Subject: security/8376: suspected kerberos man-in-the-middle bug
To: None <>
From: Wolfgang Rupprecht <>
List: netbsd-bugs
Date: 09/11/1999 10:21:01
>Number:         8376
>Category:       security
>Synopsis:       potential kerberos man in the middle attack vulnarability
>Confidential:   yes
>Severity:       critical
>Priority:       high
>Responsible:    security-officer (NetBSD Security Officer)
>State:          open
>Class:          sw-bug
>Submitter-Id:   net
>Arrival-Date:   Sat Sep 11 10:20:01 1999
>Originator:     Wolfgang Rupprecht
W S Rupprecht Computer Consulting, Fremont CA
>Release:        NetBSD-current
System: NetBSD 1.4K NetBSD 1.4K (WSRCC505) #0: Tue Aug 24 19:08:36 PDT 1999 i386
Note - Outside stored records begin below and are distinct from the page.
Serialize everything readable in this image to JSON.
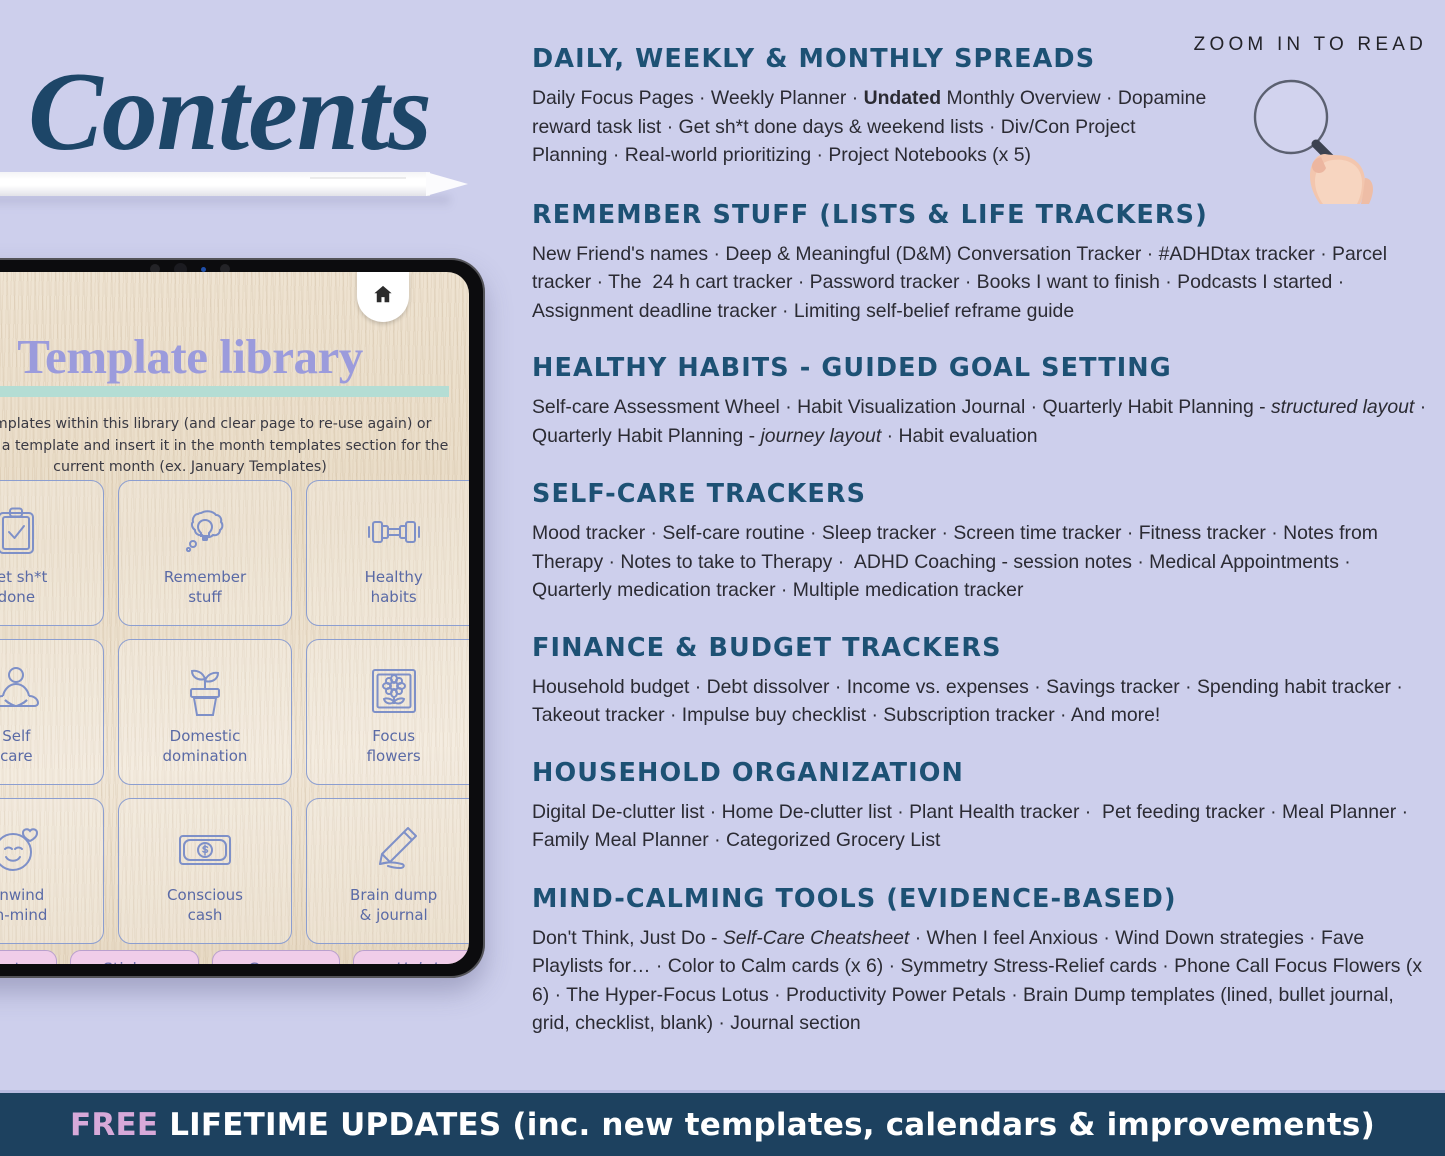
{
  "page": {
    "title": "Contents",
    "background_color": "#cdcfec",
    "heading_color": "#1d5174",
    "body_text_color": "#2b2b33"
  },
  "zoom_hint": {
    "label": "ZOOM IN TO READ",
    "icon": "magnifying-glass-in-hand"
  },
  "tablet": {
    "home_icon": "home-icon",
    "library_title": "Template library",
    "library_description": "Use templates within this library (and clear page to re-use again) or duplicate a template and insert it in the month templates section for the current month (ex. January Templates)",
    "tiles": [
      {
        "caption": "Get sh*t\ndone",
        "icon": "clipboard-check-icon"
      },
      {
        "caption": "Remember\nstuff",
        "icon": "lightbulb-thought-icon"
      },
      {
        "caption": "Healthy\nhabits",
        "icon": "dumbbell-icon"
      },
      {
        "caption": "Self\ncare",
        "icon": "meditation-icon"
      },
      {
        "caption": "Domestic\ndomination",
        "icon": "potted-plant-icon"
      },
      {
        "caption": "Focus\nflowers",
        "icon": "framed-flower-icon"
      },
      {
        "caption": "Unwind\nun-mind",
        "icon": "calm-face-heart-icon"
      },
      {
        "caption": "Conscious\ncash",
        "icon": "banknote-dollar-icon"
      },
      {
        "caption": "Brain dump\n& journal",
        "icon": "pencil-writing-icon"
      }
    ],
    "nav_buttons": [
      {
        "label": "Contents",
        "italic": false
      },
      {
        "label": "Stickers",
        "italic": false
      },
      {
        "label": "Covers",
        "italic": false
      },
      {
        "label": "Help!",
        "italic": true
      }
    ]
  },
  "sections": [
    {
      "heading": "Daily, Weekly & Monthly Spreads",
      "body_html": "Daily Focus Pages &middot; Weekly Planner &middot; <b>Undated</b> Monthly Overview &middot; Dopamine reward task list &middot; Get sh*t done days &amp; weekend lists &middot; Div/Con Project Planning &middot; Real-world prioritizing &middot; Project Notebooks (x 5)"
    },
    {
      "heading": "Remember Stuff (Lists & Life Trackers)",
      "body_html": "New Friend's names &middot; Deep &amp; Meaningful (D&amp;M) Conversation Tracker &middot; #ADHDtax tracker &middot; Parcel tracker &middot; The&nbsp; 24 h cart tracker &middot; Password tracker &middot; Books I want to finish &middot; Podcasts I started &middot; Assignment deadline tracker &middot; Limiting self-belief reframe guide"
    },
    {
      "heading": "Healthy Habits - Guided Goal Setting",
      "body_html": "Self-care Assessment Wheel &middot; Habit Visualization Journal &middot; Quarterly Habit Planning - <i>structured layout</i> &middot; Quarterly Habit Planning - <i>journey layout</i> &middot; Habit evaluation"
    },
    {
      "heading": "Self-Care Trackers",
      "body_html": "Mood tracker &middot; Self-care routine &middot; Sleep tracker &middot; Screen time tracker &middot; Fitness tracker &middot; Notes from Therapy &middot; Notes to take to Therapy &middot;&nbsp; ADHD Coaching - session notes &middot; Medical Appointments &middot; Quarterly medication tracker &middot; Multiple medication tracker"
    },
    {
      "heading": "Finance & Budget Trackers",
      "body_html": "Household budget &middot; Debt dissolver &middot; Income vs. expenses &middot; Savings tracker &middot; Spending habit tracker &middot; Takeout tracker &middot; Impulse buy checklist &middot; Subscription tracker &middot; And more!"
    },
    {
      "heading": "Household Organization",
      "body_html": "Digital De-clutter list &middot; Home De-clutter list &middot; Plant Health tracker &middot;&nbsp; Pet feeding tracker &middot; Meal Planner &middot; Family Meal Planner &middot; Categorized Grocery List"
    },
    {
      "heading": "Mind-Calming Tools (Evidence-Based)",
      "body_html": "Don't Think, Just Do - <i>Self-Care Cheatsheet</i> &middot; When I feel Anxious &middot; Wind Down strategies &middot; Fave Playlists for&hellip; &middot; Color to Calm cards (x 6) &middot; Symmetry Stress-Relief cards &middot; Phone Call Focus Flowers (x 6) &middot; The Hyper-Focus Lotus &middot; Productivity Power Petals &middot; Brain Dump templates (lined, bullet journal, grid, checklist, blank) &middot; Journal section"
    }
  ],
  "banner": {
    "free_word": "FREE",
    "rest": " LIFETIME UPDATES (inc. new templates, calendars & improvements)",
    "background_color": "#1d415f",
    "free_color": "#d7a9d9"
  }
}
	If true, (and this still needs to be proven) it looks like
	some core kerberos client code has little to no security
	against man-in-the-middle modification attacks.  I can't
	really believe there really is such a problem -- kerberos has
	been out there close to 20 years, but still I can see the
	vulnarable plaintext fly by on the wire and I can't think o
	what is protecting it.
	Someone in the know needs to look at this with the utmost
	urgency.  It true is a very large and exploitable security

	rsh -x remote-machine date
	tcpdump host remote-machine
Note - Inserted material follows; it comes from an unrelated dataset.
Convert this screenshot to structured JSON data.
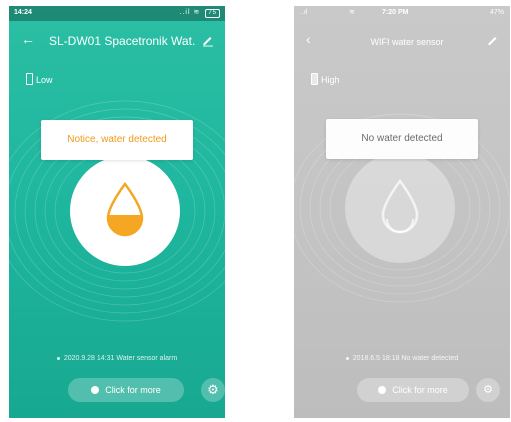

	Note: it is nessasary to have a hacked tcpdump that prints out 
	packet contents.

        Here is a msg I posted to current-users.

	I have confirmed that the plaintext command does indeed go across the wire.

	A tcpdump of "rsh -x date" by user "wolfgang".

	    22:48:39.967232 > P 473:494(21) ack 85 win 17520 <nop,nop,timestamp 1238462 1124938>
		    -x date\000wolfgang\000\000\000\000\000 (DF)

	I'm not sure I really understand this, but on the face of it, it sure
	looks like kerberos's "rsh -x" connections are subject to
	man-in-the-middle modification attacks.  Somebody please tell me 
	that this data is protected by some other cryptographic trick.


	From: (Mr Brian May)
	Subject: security of rsh encryption?
	Newsgroups: comp.protocols.kerberos
	Date: 10 Sep 1999 03:41:46 GMT
	Organization: Monash Uni
	Message-ID: <>

	Sorry if you receive multiple copies of this message, my ex-newsreader
	was playing up.

	(I hope no one thinks I am being paranoid here, but I have a question 
	concerning the security of the Kerberos rsh protocol with encryption, 
	and I didn't get any response from the heimdal mailing list. I would 
	like to be able to tell others, yes, rsh is secure without hesitation). 

	> From krshd.c in MIT kerberos: 

	    if (status) { 
		if (auth_sys == KRB5_RECVAUTH_V5) { 
		     * clean up before exiting 
		    getstr(netf, locuser, sizeof(locuser), "locuser"); 
		    getstr(netf, cmdbuf, sizeof(cmdbuf), "command"); 
		    getstr(netf, remuser, sizeof(locuser), "remuser"); 
		return status; 

	    getstr(netf, locuser, sizeof(locuser), "locuser"); 
	    getstr(netf, cmdbuf, sizeof(cmdbuf), "command"); 

	[skip a few lines] 

	    getstr(netf, remuser, sizeof(locuser), "remuser"); 

	getstr reads the string in without doing any decryption. ie the 
	values of locuser, command, and remuser are not encrypted. Further 
	on in the code, if I am correct, the read value of cmdbuf is used to 
	enable encryption: 

	    if (!strncmp(cmdbuf, "-x ", 3)) 
		do_encrypt = 1; 

	I have verified that these values are transmitted in plain text by 
	stracing the heimdal implementation of Kerberos. I believe that 
	it uses the same protocol as MIT Kerberos. 

	Now, isn't it highly dangerous to pass the command line in plain text? 
	What if someone where alter the command line after it has been 
	transmitted and turns off encryption?  Even worse, what if they 
	changed the command line to say "rm -rf ."???  Please tell me where I 
	am wrong. 

	(BTW, I have similar concerns for ftp, where a decrypted message may 
	be used when encryption is meant to be enabled, but haven't yet 
	investigated this in as much detail.) 


	PS - please send me a CC of all mail, as my news server has been acting 
	very funny lately, and times even losing mail. 

	Brian May <>

	recode krb clients to send crytographically protected
	setup information.